Trout Unlimited: A Leader in Dam Removal
6/30/1999 — — TROUT UNLIMITED AND DAMS: Founded in 1959 in Grayling, Michigan, Trout Unlimited is America’s leading coldwater fisheries conservation organization. TU’s 100,000 members in nearly 500 chapters nationwide are dedicated to the conservation, protection, and restoration of North America’s trout and salmon and their watersheds. Almost from the beginning, Trout Unlimited has been a national leader in defending America’s trout and salmon fisheries from the harm caused by dams.
Dams are one of the most significant and visible obstacles to restoring the integrity of riverine systems. They can alter natural flow patterns, fragment habitat, block migration corridors and degrade water quality. Entire ecosystems can be transformed by dams through fluctuating water temperatures, decreased oxygen availability, fishery changes and disrupted hydrologic regimes. Trout Unlimited and other conservation groups are involved with dam issues to ensure that all factors, from environmental impacts to economics, are carefully considered in decisions to construct, repair, or remove dams nationwide.
EARLY ANTI-DAM EFFORTS: By 1965, TU was already establishing itself as a national player in trout conservation. In that year, TU won its first national campaign: Halting the construction of Reichle Dam on Montana’s Big Hole River and protecting over 20 miles of wild trout water. TU’s work to halt ill-conceived dam projects continues to this day.
In 1971, TU initiated two important legal actions to protect fish from dams. The first, today considered perhaps the most important early application of the Endangered Species Act, stopped the Tellico Dam on the Little Tennessee River. While the victory was thwarted by an eleventh-hour congressional appropriations rider, it put TU “on the map” as a major environmental organization. The second was aimed at saving Idaho’s Teton River and its cutthroat fishery from a proposed dam. TU ran out of money to prosecute the case; the dam was built but failed five years later, killing 14 people. In 1978, TU spearheaded a successful campaign to protect the Yellowstone River, America’s largest remaining free-flowing stream, from the Allenspur Dam. Trout Unlimited also led efforts against the ill-conceived Two Forks Dam in Colorado.

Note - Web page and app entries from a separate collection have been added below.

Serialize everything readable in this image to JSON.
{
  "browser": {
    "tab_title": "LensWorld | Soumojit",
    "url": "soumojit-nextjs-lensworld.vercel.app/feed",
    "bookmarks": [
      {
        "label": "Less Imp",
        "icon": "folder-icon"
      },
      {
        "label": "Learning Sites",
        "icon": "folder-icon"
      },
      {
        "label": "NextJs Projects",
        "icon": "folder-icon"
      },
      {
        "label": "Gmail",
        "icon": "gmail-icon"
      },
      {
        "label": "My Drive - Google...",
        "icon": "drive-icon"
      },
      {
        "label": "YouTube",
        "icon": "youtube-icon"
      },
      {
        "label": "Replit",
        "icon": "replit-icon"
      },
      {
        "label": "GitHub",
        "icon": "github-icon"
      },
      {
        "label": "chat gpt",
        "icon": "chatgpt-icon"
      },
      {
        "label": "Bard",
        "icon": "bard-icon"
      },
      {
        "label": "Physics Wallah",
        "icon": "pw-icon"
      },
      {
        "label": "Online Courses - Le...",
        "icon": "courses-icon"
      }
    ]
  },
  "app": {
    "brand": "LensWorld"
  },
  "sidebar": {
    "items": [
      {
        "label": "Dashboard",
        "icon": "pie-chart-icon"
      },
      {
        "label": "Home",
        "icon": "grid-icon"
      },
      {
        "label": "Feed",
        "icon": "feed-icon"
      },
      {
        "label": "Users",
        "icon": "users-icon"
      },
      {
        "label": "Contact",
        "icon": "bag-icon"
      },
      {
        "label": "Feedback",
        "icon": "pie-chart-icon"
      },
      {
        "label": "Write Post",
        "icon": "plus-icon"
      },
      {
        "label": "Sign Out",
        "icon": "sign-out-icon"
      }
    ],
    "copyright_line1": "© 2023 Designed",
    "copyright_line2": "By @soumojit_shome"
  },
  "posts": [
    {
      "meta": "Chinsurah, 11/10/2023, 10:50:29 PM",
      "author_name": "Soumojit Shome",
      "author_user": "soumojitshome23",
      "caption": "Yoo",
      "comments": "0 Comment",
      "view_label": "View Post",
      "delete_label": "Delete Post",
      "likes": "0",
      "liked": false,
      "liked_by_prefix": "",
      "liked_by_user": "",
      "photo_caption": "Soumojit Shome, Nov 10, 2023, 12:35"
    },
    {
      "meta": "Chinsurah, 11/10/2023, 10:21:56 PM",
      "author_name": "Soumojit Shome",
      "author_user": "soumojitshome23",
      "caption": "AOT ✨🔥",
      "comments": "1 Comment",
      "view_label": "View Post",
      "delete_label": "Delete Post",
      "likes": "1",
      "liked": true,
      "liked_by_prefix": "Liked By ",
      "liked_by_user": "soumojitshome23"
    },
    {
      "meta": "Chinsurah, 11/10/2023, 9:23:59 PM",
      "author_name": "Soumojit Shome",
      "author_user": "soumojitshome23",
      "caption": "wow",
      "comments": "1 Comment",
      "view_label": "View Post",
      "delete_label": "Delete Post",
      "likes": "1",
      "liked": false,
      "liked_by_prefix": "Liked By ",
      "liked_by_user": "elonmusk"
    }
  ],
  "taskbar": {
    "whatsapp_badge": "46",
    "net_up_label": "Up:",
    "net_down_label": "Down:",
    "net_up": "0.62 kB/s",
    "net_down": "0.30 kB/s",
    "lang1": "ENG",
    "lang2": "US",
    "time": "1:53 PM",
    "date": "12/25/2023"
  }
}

SMALL DAMSctnIn partnership with the River Alliance of Wisconsin, which has pioneered dam-removal efforts at the local and state level, TU has developed The Small Dams Project. This four-part initiative will assist communities and others facing hard decisions on dam repair or removal. The simple goal of the project is to ensure that the dam removal option is considered on its merits. The project initially focuses on Wisconsin, while developing materials applicable to small dam issues nationwide.
FERC-LICENSED DAMS: Consideration of the “4H’s” – habitat, hydro, harvest, and hatcheries – guides TU in its mission to protect and restore the nation’s coldwater fisheries. “Hydro,” the second “H,” is often used as an abbreviation for hydroelectric dams, most of which are under the jurisdiction of the Federal Energy Regulatory Commission (FERC). TU is involved in the FERC process to ensure that the needs of trout and salmon are represented in dam licensings.
For more information:
Visit American Rivers at http://www.amrivers.org/edwardsremoval.html#details
Download A River Reborn: Benefits for People and Wildlife of the Kennebec River Following the Removal of Edwards Dam at http://www.tu.org/library/conservation.asp
Download the Trout Unlimited and American Rivers draft report on dam removal success stories at http://www.tu.org/library/conservation.asp